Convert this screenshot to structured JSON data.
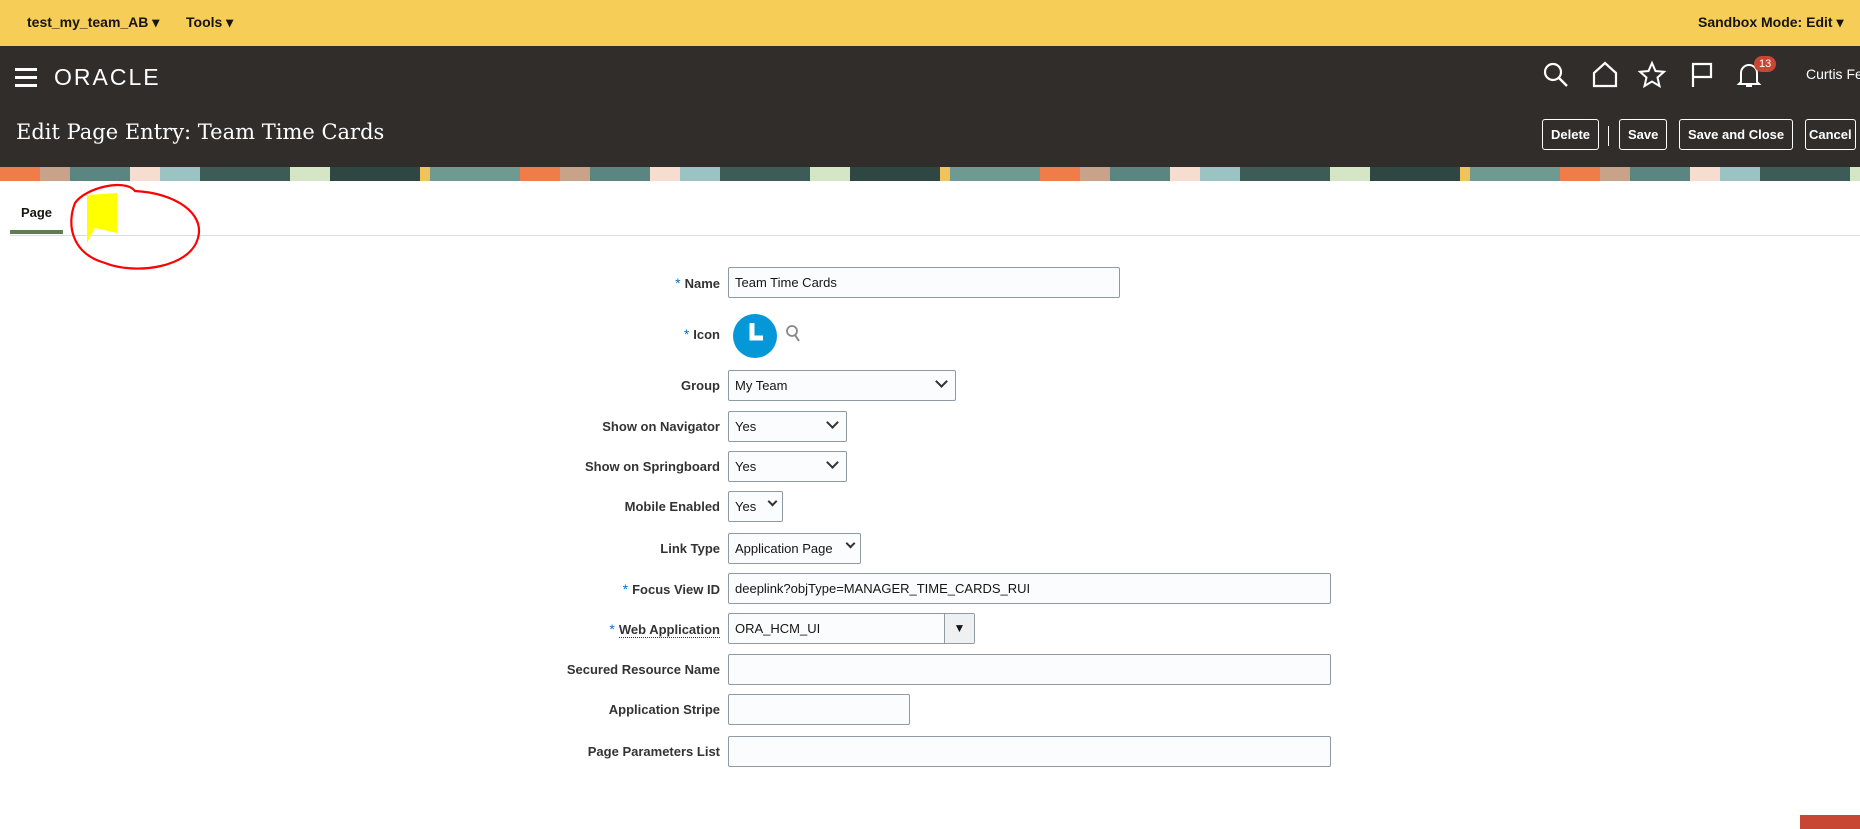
{
  "topbar": {
    "sandbox_menu": "test_my_team_AB ▾",
    "tools_menu": "Tools ▾",
    "sandbox_mode": "Sandbox Mode: Edit ▾"
  },
  "header": {
    "logo": "ORACLE",
    "notification_count": "13",
    "user_name": "Curtis Fe",
    "page_title": "Edit Page Entry: Team Time Cards",
    "buttons": {
      "delete": "Delete",
      "save": "Save",
      "save_close": "Save and Close",
      "cancel": "Cancel"
    }
  },
  "tabs": [
    {
      "label": "Page"
    }
  ],
  "form": {
    "name": {
      "label": "Name",
      "value": "Team Time Cards",
      "required": "*"
    },
    "icon": {
      "label": "Icon",
      "required": "*"
    },
    "group": {
      "label": "Group",
      "value": "My Team"
    },
    "show_navigator": {
      "label": "Show on Navigator",
      "value": "Yes"
    },
    "show_springboard": {
      "label": "Show on Springboard",
      "value": "Yes"
    },
    "mobile_enabled": {
      "label": "Mobile Enabled",
      "value": "Yes"
    },
    "link_type": {
      "label": "Link Type",
      "value": "Application Page"
    },
    "focus_view_id": {
      "label": "Focus View ID",
      "value": "deeplink?objType=MANAGER_TIME_CARDS_RUI",
      "required": "*"
    },
    "web_application": {
      "label": "Web Application",
      "value": "ORA_HCM_UI",
      "required": "*"
    },
    "secured_resource_name": {
      "label": "Secured Resource Name",
      "value": ""
    },
    "application_stripe": {
      "label": "Application Stripe",
      "value": ""
    },
    "page_parameters_list": {
      "label": "Page Parameters List",
      "value": ""
    }
  },
  "colors": {
    "topbar": "#f5cd57",
    "header": "#312d2a",
    "accent": "#0572ce",
    "icon_blue": "#0598d8",
    "annotation": "#ff0000"
  }
}
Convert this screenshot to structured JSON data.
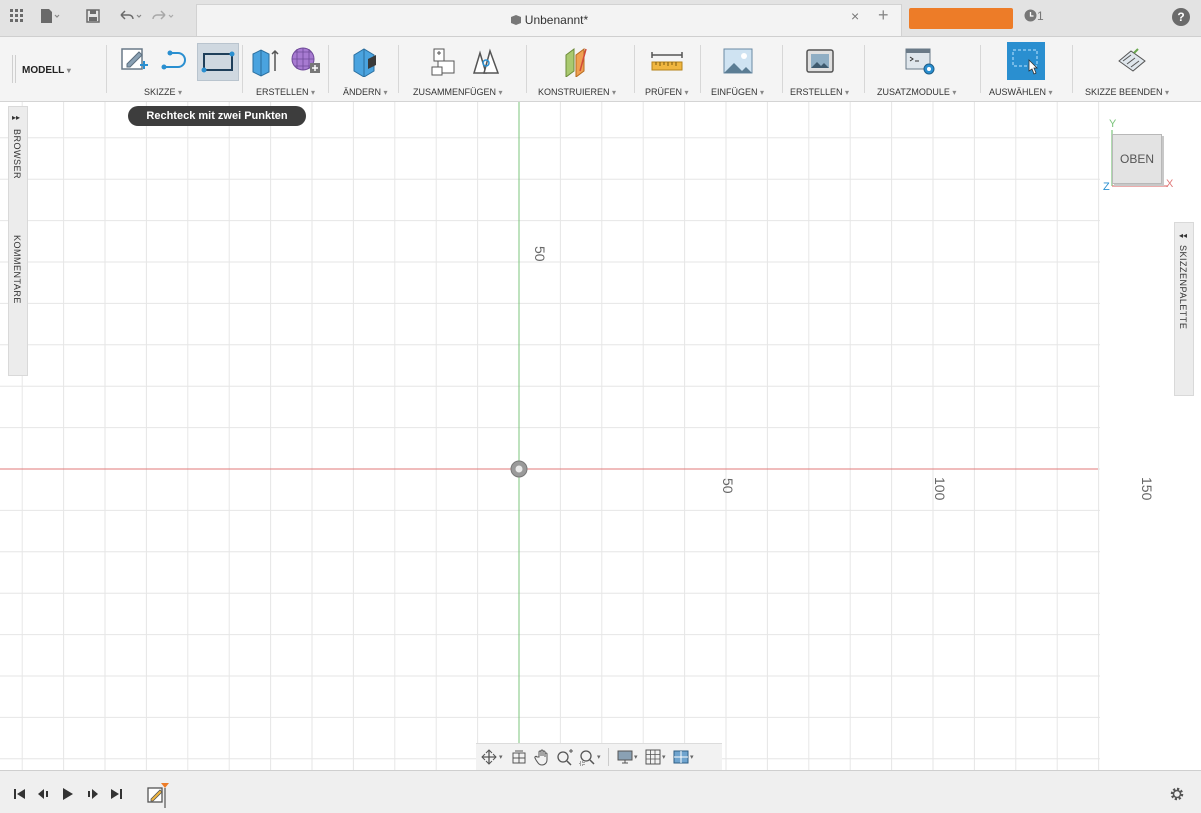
{
  "titlebar": {
    "document_title": "Unbenannt*",
    "close_symbol": "×",
    "new_tab_symbol": "+",
    "job_status_count": "1",
    "help_symbol": "?"
  },
  "toolbar": {
    "workspace": "MODELL",
    "groups": [
      {
        "label": "SKIZZE"
      },
      {
        "label": "ERSTELLEN"
      },
      {
        "label": "ÄNDERN"
      },
      {
        "label": "ZUSAMMENFÜGEN"
      },
      {
        "label": "KONSTRUIEREN"
      },
      {
        "label": "PRÜFEN"
      },
      {
        "label": "EINFÜGEN"
      },
      {
        "label": "ERSTELLEN"
      },
      {
        "label": "ZUSATZMODULE"
      },
      {
        "label": "AUSWÄHLEN"
      },
      {
        "label": "SKIZZE BEENDEN"
      }
    ],
    "dropdown_caret": "▾"
  },
  "tooltip": "Rechteck mit zwei Punkten",
  "side_panels": {
    "browser": "BROWSER",
    "comments": "KOMMENTARE",
    "sketch_palette": "SKIZZENPALETTE",
    "expand_right": "▸▸",
    "expand_left": "◂◂"
  },
  "viewcube": {
    "face": "OBEN",
    "axis_y": "Y",
    "axis_x": "X",
    "axis_z": "Z"
  },
  "grid_labels": {
    "y_50": "50",
    "x_50": "50",
    "x_100": "100",
    "x_150": "150"
  },
  "colors": {
    "accent_orange": "#ed7c28",
    "select_blue": "#2a8fd0",
    "x_axis": "#e07a7a",
    "y_axis": "#7cc47c"
  }
}
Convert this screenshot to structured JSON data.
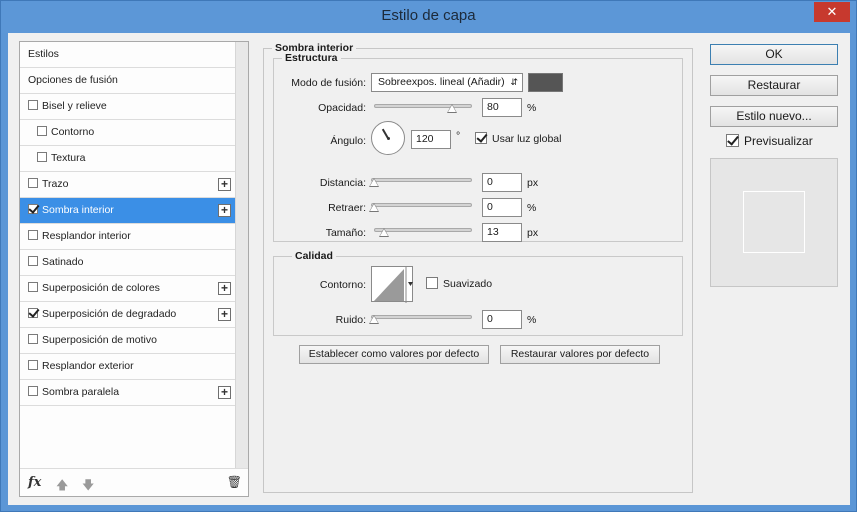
{
  "window": {
    "title": "Estilo de capa",
    "close_label": "✕"
  },
  "list": {
    "items": [
      {
        "label": "Estilos",
        "checkbox": false,
        "checked": false,
        "sub": false,
        "plus": false,
        "selected": false
      },
      {
        "label": "Opciones de fusión",
        "checkbox": false,
        "checked": false,
        "sub": false,
        "plus": false,
        "selected": false
      },
      {
        "label": "Bisel y relieve",
        "checkbox": true,
        "checked": false,
        "sub": false,
        "plus": false,
        "selected": false
      },
      {
        "label": "Contorno",
        "checkbox": true,
        "checked": false,
        "sub": true,
        "plus": false,
        "selected": false
      },
      {
        "label": "Textura",
        "checkbox": true,
        "checked": false,
        "sub": true,
        "plus": false,
        "selected": false
      },
      {
        "label": "Trazo",
        "checkbox": true,
        "checked": false,
        "sub": false,
        "plus": true,
        "selected": false
      },
      {
        "label": "Sombra interior",
        "checkbox": true,
        "checked": true,
        "sub": false,
        "plus": true,
        "selected": true
      },
      {
        "label": "Resplandor interior",
        "checkbox": true,
        "checked": false,
        "sub": false,
        "plus": false,
        "selected": false
      },
      {
        "label": "Satinado",
        "checkbox": true,
        "checked": false,
        "sub": false,
        "plus": false,
        "selected": false
      },
      {
        "label": "Superposición de colores",
        "checkbox": true,
        "checked": false,
        "sub": false,
        "plus": true,
        "selected": false
      },
      {
        "label": "Superposición de degradado",
        "checkbox": true,
        "checked": true,
        "sub": false,
        "plus": true,
        "selected": false
      },
      {
        "label": "Superposición de motivo",
        "checkbox": true,
        "checked": false,
        "sub": false,
        "plus": false,
        "selected": false
      },
      {
        "label": "Resplandor exterior",
        "checkbox": true,
        "checked": false,
        "sub": false,
        "plus": false,
        "selected": false
      },
      {
        "label": "Sombra paralela",
        "checkbox": true,
        "checked": false,
        "sub": false,
        "plus": true,
        "selected": false
      }
    ],
    "footer": {
      "fx_label": "fx",
      "up_icon": "arrow-up-icon",
      "down_icon": "arrow-down-icon",
      "trash_icon": "trash-icon"
    }
  },
  "panel": {
    "title": "Sombra interior",
    "structure": {
      "title": "Estructura",
      "blend_mode_label": "Modo de fusión:",
      "blend_mode_value": "Sobreexpos. lineal (Añadir)",
      "shadow_color": "#555555",
      "opacity_label": "Opacidad:",
      "opacity_value": "80",
      "opacity_unit": "%",
      "angle_label": "Ángulo:",
      "angle_value": "120",
      "angle_unit": "°",
      "global_light_label": "Usar luz global",
      "distance_label": "Distancia:",
      "distance_value": "0",
      "distance_unit": "px",
      "choke_label": "Retraer:",
      "choke_value": "0",
      "choke_unit": "%",
      "size_label": "Tamaño:",
      "size_value": "13",
      "size_unit": "px"
    },
    "quality": {
      "title": "Calidad",
      "contour_label": "Contorno:",
      "antialias_label": "Suavizado",
      "noise_label": "Ruido:",
      "noise_value": "0",
      "noise_unit": "%"
    },
    "make_default_label": "Establecer como valores por defecto",
    "reset_default_label": "Restaurar valores por defecto"
  },
  "side": {
    "ok_label": "OK",
    "reset_label": "Restaurar",
    "new_style_label": "Estilo nuevo...",
    "preview_label": "Previsualizar"
  }
}
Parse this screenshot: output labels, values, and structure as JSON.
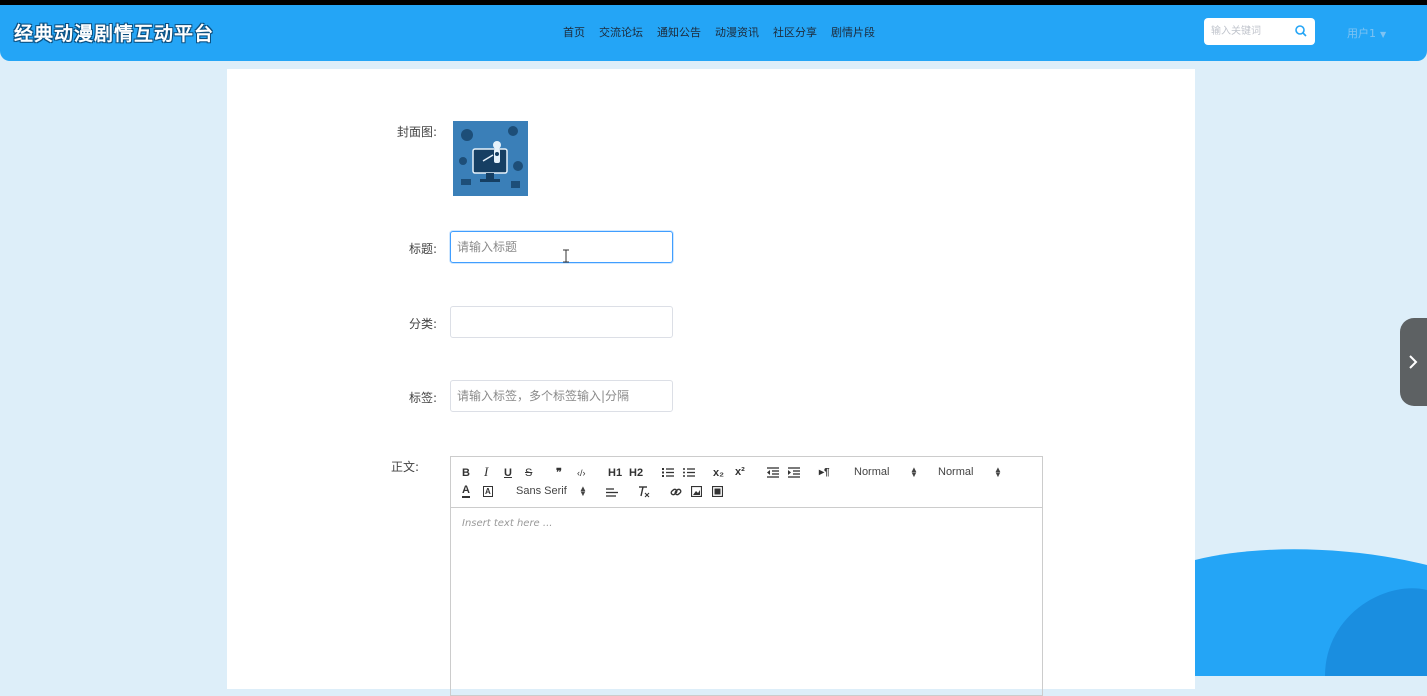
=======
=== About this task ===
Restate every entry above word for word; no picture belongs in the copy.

=== Expected answer ===
Convert this screenshot to structured JSON data.
{
  "topbar": {
    "sandbox_menu": "test_my_team_AB ▾",
    "tools_menu": "Tools ▾",
    "sandbox_mode": "Sandbox Mode: Edit ▾"
  },
  "header": {
    "logo": "ORACLE",
    "notification_count": "13",
    "user_name": "Curtis Fe",
    "page_title": "Edit Page Entry: Team Time Cards",
    "buttons": {
      "delete": "Delete",
      "save": "Save",
      "save_close": "Save and Close",
      "cancel": "Cancel"
    }
  },
  "tabs": [
    {
      "label": "Page"
    }
  ],
  "form": {
    "name": {
      "label": "Name",
      "value": "Team Time Cards",
      "required": "*"
    },
    "icon": {
      "label": "Icon",
      "required": "*"
    },
    "group": {
      "label": "Group",
      "value": "My Team"
    },
    "show_navigator": {
      "label": "Show on Navigator",
      "value": "Yes"
    },
    "show_springboard": {
      "label": "Show on Springboard",
      "value": "Yes"
    },
    "mobile_enabled": {
      "label": "Mobile Enabled",
      "value": "Yes"
    },
    "link_type": {
      "label": "Link Type",
      "value": "Application Page"
    },
    "focus_view_id": {
      "label": "Focus View ID",
      "value": "deeplink?objType=MANAGER_TIME_CARDS_RUI",
      "required": "*"
    },
    "web_application": {
      "label": "Web Application",
      "value": "ORA_HCM_UI",
      "required": "*"
    },
    "secured_resource_name": {
      "label": "Secured Resource Name",
      "value": ""
    },
    "application_stripe": {
      "label": "Application Stripe",
      "value": ""
    },
    "page_parameters_list": {
      "label": "Page Parameters List",
      "value": ""
    }
  },
  "colors": {
    "topbar": "#f5cd57",
    "header": "#312d2a",
    "accent": "#0572ce",
    "icon_blue": "#0598d8",
    "annotation": "#ff0000"
  }
}
Convert this screenshot to structured JSON data.
{
  "titlebar": {
    "document_title": "Unbenannt*",
    "close_symbol": "×",
    "new_tab_symbol": "+",
    "job_status_count": "1",
    "help_symbol": "?"
  },
  "toolbar": {
    "workspace": "MODELL",
    "groups": [
      {
        "label": "SKIZZE"
      },
      {
        "label": "ERSTELLEN"
      },
      {
        "label": "ÄNDERN"
      },
      {
        "label": "ZUSAMMENFÜGEN"
      },
      {
        "label": "KONSTRUIEREN"
      },
      {
        "label": "PRÜFEN"
      },
      {
        "label": "EINFÜGEN"
      },
      {
        "label": "ERSTELLEN"
      },
      {
        "label": "ZUSATZMODULE"
      },
      {
        "label": "AUSWÄHLEN"
      },
      {
        "label": "SKIZZE BEENDEN"
      }
    ],
    "dropdown_caret": "▾"
  },
  "tooltip": "Rechteck mit zwei Punkten",
  "side_panels": {
    "browser": "BROWSER",
    "comments": "KOMMENTARE",
    "sketch_palette": "SKIZZENPALETTE",
    "expand_right": "▸▸",
    "expand_left": "◂◂"
  },
  "viewcube": {
    "face": "OBEN",
    "axis_y": "Y",
    "axis_x": "X",
    "axis_z": "Z"
  },
  "grid_labels": {
    "y_50": "50",
    "x_50": "50",
    "x_100": "100",
    "x_150": "150"
  },
  "colors": {
    "accent_orange": "#ed7c28",
    "select_blue": "#2a8fd0",
    "x_axis": "#e07a7a",
    "y_axis": "#7cc47c"
  }
}
Convert this screenshot to structured JSON data.
{
  "window": {
    "title": "Estilo de capa",
    "close_label": "✕"
  },
  "list": {
    "items": [
      {
        "label": "Estilos",
        "checkbox": false,
        "checked": false,
        "sub": false,
        "plus": false,
        "selected": false
      },
      {
        "label": "Opciones de fusión",
        "checkbox": false,
        "checked": false,
        "sub": false,
        "plus": false,
        "selected": false
      },
      {
        "label": "Bisel y relieve",
        "checkbox": true,
        "checked": false,
        "sub": false,
        "plus": false,
        "selected": false
      },
      {
        "label": "Contorno",
        "checkbox": true,
        "checked": false,
        "sub": true,
        "plus": false,
        "selected": false
      },
      {
        "label": "Textura",
        "checkbox": true,
        "checked": false,
        "sub": true,
        "plus": false,
        "selected": false
      },
      {
        "label": "Trazo",
        "checkbox": true,
        "checked": false,
        "sub": false,
        "plus": true,
        "selected": false
      },
      {
        "label": "Sombra interior",
        "checkbox": true,
        "checked": true,
        "sub": false,
        "plus": true,
        "selected": true
      },
      {
        "label": "Resplandor interior",
        "checkbox": true,
        "checked": false,
        "sub": false,
        "plus": false,
        "selected": false
      },
      {
        "label": "Satinado",
        "checkbox": true,
        "checked": false,
        "sub": false,
        "plus": false,
        "selected": false
      },
      {
        "label": "Superposición de colores",
        "checkbox": true,
        "checked": false,
        "sub": false,
        "plus": true,
        "selected": false
      },
      {
        "label": "Superposición de degradado",
        "checkbox": true,
        "checked": true,
        "sub": false,
        "plus": true,
        "selected": false
      },
      {
        "label": "Superposición de motivo",
        "checkbox": true,
        "checked": false,
        "sub": false,
        "plus": false,
        "selected": false
      },
      {
        "label": "Resplandor exterior",
        "checkbox": true,
        "checked": false,
        "sub": false,
        "plus": false,
        "selected": false
      },
      {
        "label": "Sombra paralela",
        "checkbox": true,
        "checked": false,
        "sub": false,
        "plus": true,
        "selected": false
      }
    ],
    "footer": {
      "fx_label": "fx",
      "up_icon": "arrow-up-icon",
      "down_icon": "arrow-down-icon",
      "trash_icon": "trash-icon"
    }
  },
  "panel": {
    "title": "Sombra interior",
    "structure": {
      "title": "Estructura",
      "blend_mode_label": "Modo de fusión:",
      "blend_mode_value": "Sobreexpos. lineal (Añadir)",
      "shadow_color": "#555555",
      "opacity_label": "Opacidad:",
      "opacity_value": "80",
      "opacity_unit": "%",
      "angle_label": "Ángulo:",
      "angle_value": "120",
      "angle_unit": "°",
      "global_light_label": "Usar luz global",
      "distance_label": "Distancia:",
      "distance_value": "0",
      "distance_unit": "px",
      "choke_label": "Retraer:",
      "choke_value": "0",
      "choke_unit": "%",
      "size_label": "Tamaño:",
      "size_value": "13",
      "size_unit": "px"
    },
    "quality": {
      "title": "Calidad",
      "contour_label": "Contorno:",
      "antialias_label": "Suavizado",
      "noise_label": "Ruido:",
      "noise_value": "0",
      "noise_unit": "%"
    },
    "make_default_label": "Establecer como valores por defecto",
    "reset_default_label": "Restaurar valores por defecto"
  },
  "side": {
    "ok_label": "OK",
    "reset_label": "Restaurar",
    "new_style_label": "Estilo nuevo...",
    "preview_label": "Previsualizar"
  }
}
Parse this screenshot: output labels, values, and structure as JSON.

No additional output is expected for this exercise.